That time is over. America has rejected God’s laws and the morality that once underpinned American culture, families and institutions. The result of this rejection of God and His law is obvious. “Ah sinful nation, a people laden with iniquity, offspring of evildoers, sons who deal corruptly! They have forsaken the Lord, they have despised the Holy One of Israel, they are utterly estranged. … The whole head is sick, and the whole heart faint. From the sole of the foot even to the head, there is no soundness in it, but bruises and sores and bleeding wounds” (verses 4-6; rsv).

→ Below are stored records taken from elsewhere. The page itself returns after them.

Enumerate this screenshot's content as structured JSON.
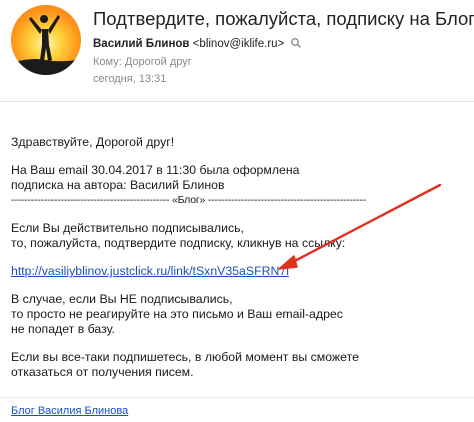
{
  "header": {
    "subject": "Подтвердите, пожалуйста, подписку на Блог",
    "sender_name": "Василий Блинов",
    "sender_email": "<blinov@iklife.ru>",
    "to_label": "Кому: Дорогой друг",
    "date": "сегодня, 13:31"
  },
  "message": {
    "greeting": "Здравствуйте, Дорогой друг!",
    "line1": "На Ваш email 30.04.2017 в 11:30 была оформлена",
    "line2": "подписка на автора: Василий Блинов",
    "separator": "------------------------------------------------ «Блог» ------------------------------------------------",
    "confirm1": "Если Вы действительно подписывались,",
    "confirm2": "то, пожалуйста, подтвердите подписку, кликнув на ссылку:",
    "link": "http://vasiliyblinov.justclick.ru/link/tSxnV35aSFRN7l",
    "ignore1": "В случае, если Вы НЕ подписывались,",
    "ignore2": "то просто не реагируйте на это письмо и Ваш email-адрес",
    "ignore3": "не попадет в базу.",
    "unsub1": "Если вы все-таки подпишетесь, в любой момент вы сможете",
    "unsub2": "отказаться от получения писем."
  },
  "footer": {
    "blog_link": "Блог Василия Блинова"
  },
  "colors": {
    "link": "#1a4fbf",
    "annotation_arrow": "#e0301e"
  },
  "icons": [
    "avatar-silhouette",
    "magnifier-icon",
    "annotation-arrow"
  ]
}
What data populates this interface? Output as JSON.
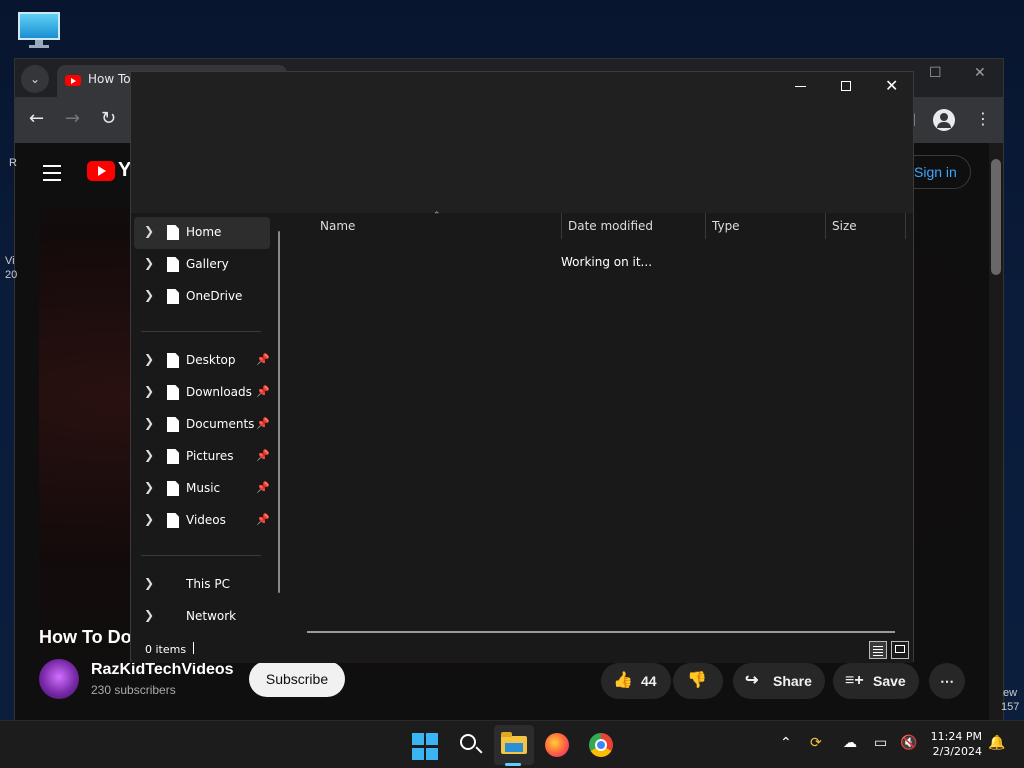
{
  "browser": {
    "tab_title": "How To",
    "tab_dropdown_icon": "chevron-down-icon",
    "nav": {
      "back_icon": "arrow-left-icon",
      "forward_icon": "arrow-right-icon",
      "reload_icon": "reload-icon"
    }
  },
  "youtube": {
    "logo_text": "Yo",
    "sign_in": "Sign in",
    "edge_left": [
      "R",
      "Vi",
      "20"
    ],
    "edge_right": [
      "ew",
      "157"
    ],
    "video_title": "How To Do",
    "channel": {
      "name": "RazKidTechVideos",
      "subscribers": "230 subscribers"
    },
    "subscribe": "Subscribe",
    "like_count": "44",
    "share": "Share",
    "save": "Save"
  },
  "explorer": {
    "nav_items": [
      {
        "label": "Home",
        "selected": true,
        "pinned": false
      },
      {
        "label": "Gallery",
        "pinned": false
      },
      {
        "label": "OneDrive",
        "pinned": false
      },
      {
        "label": "Desktop",
        "pinned": true
      },
      {
        "label": "Downloads",
        "pinned": true
      },
      {
        "label": "Documents",
        "pinned": true
      },
      {
        "label": "Pictures",
        "pinned": true
      },
      {
        "label": "Music",
        "pinned": true
      },
      {
        "label": "Videos",
        "pinned": true
      },
      {
        "label": "This PC",
        "pinned": false
      },
      {
        "label": "Network",
        "pinned": false
      }
    ],
    "columns": [
      "Name",
      "Date modified",
      "Type",
      "Size"
    ],
    "status_message": "Working on it...",
    "item_count": "0 items"
  },
  "taskbar": {
    "time": "11:24 PM",
    "date": "2/3/2024",
    "accent": "#60cdff"
  }
}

America’s exile from God has left it morally and spiritually sick!
Lacking guidance and nourishment from a Supreme Authority, modern America is aimlessly seeking happiness by groveling in its vices, including drug use. Because you’ve left me, God continues in Isaiah, “Your country lies desolate, your cities are burned with fire; in your very presence aliens devour your land; it is desolate, as overthrown by aliens” (verse 7). “Aliens” means strangers, foreigners.

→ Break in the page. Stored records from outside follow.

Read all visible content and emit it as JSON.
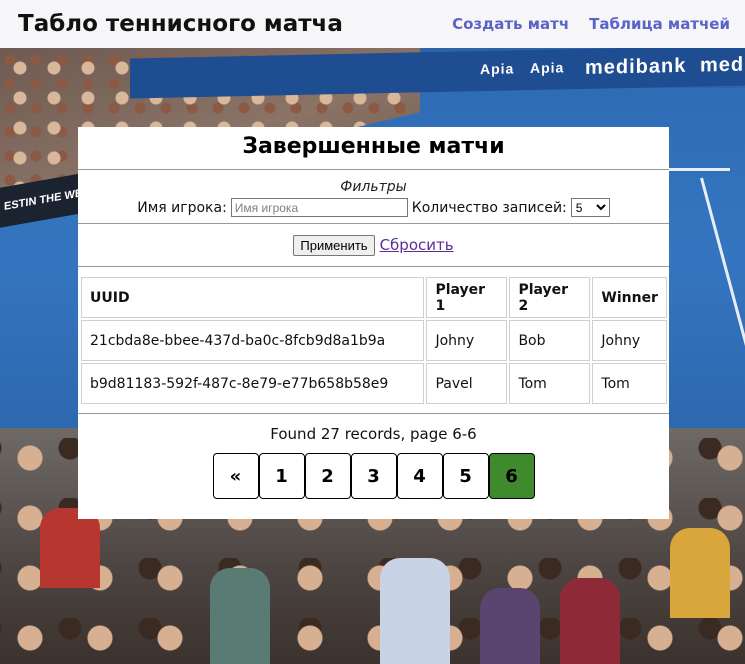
{
  "header": {
    "title": "Табло теннисного матча",
    "nav": [
      "Создать матч",
      "Таблица матчей"
    ]
  },
  "panel": {
    "title": "Завершенные матчи",
    "filters": {
      "caption": "Фильтры",
      "player_label": "Имя игрока:",
      "player_placeholder": "Имя игрока",
      "player_value": "",
      "count_label": "Количество записей:",
      "count_value": "5"
    },
    "apply_label": "Применить",
    "reset_label": "Сбросить"
  },
  "table": {
    "headers": [
      "UUID",
      "Player 1",
      "Player 2",
      "Winner"
    ],
    "rows": [
      [
        "21cbda8e-bbee-437d-ba0c-8fcb9d8a1b9a",
        "Johny",
        "Bob",
        "Johny"
      ],
      [
        "b9d81183-592f-487c-8e79-e77b658b58e9",
        "Pavel",
        "Tom",
        "Tom"
      ]
    ]
  },
  "pagination": {
    "summary": "Found 27 records, page 6-6",
    "prev_label": "«",
    "pages": [
      "1",
      "2",
      "3",
      "4",
      "5",
      "6"
    ],
    "current": "6"
  },
  "background": {
    "banner_text": [
      "Apia",
      "Apia",
      "medibank",
      "medi"
    ],
    "side_banner_text": "ESTIN THE WES"
  },
  "colors": {
    "nav_link": "#5a63c8",
    "active_page": "#3f8a2c",
    "reset_link": "#5b2d9a",
    "court": "#2f6cb6"
  }
}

God warned 2,500 years ago that foreigners—like Mexico’s drug cartels—would prey on America if it forsook Him!
As you watch the travesties prophesied in Isaiah 1 unfold, don’t forget why they are happening. The most important part of Isaiah 1 is verses 2 and 3, which explain why America is sick and suffering these horrible plagues. The reason this nation is morally, spiritually and even physically sick is that it is cut off from God!
To those willing to accept this reality, the cure is simple. God gives it in Joel 2: “Therefore also now, saith the Lord, turn ye even to me with all your heart, and with fasting, and with weeping, and with mourning: And rend your heart, and not your garments, and turn unto the Lord your God: for he is gracious and merciful, slow to anger, and of great kindness, and repenteth him of the evil” (verses 12-13).
That’s it! That is the solution to America’s drug addiction, and to Mexico’s drug wars. That is how we can stop Mexico’s collapse, how we can eradicate the cartels from American cities, how we can stop the torture, the rape, the beheading, the mass murder. That’s how we can ensure busloads of people are no longer terrorized by sadistic thugs.
If we would only turn to God, to His laws and truth, to His pure, wholesome, happy lifestyle—and away from fleeting drug-induced moments of euphoria—then the chaos and anarchy and violence would end. In Mexico, in the United States—and across the world!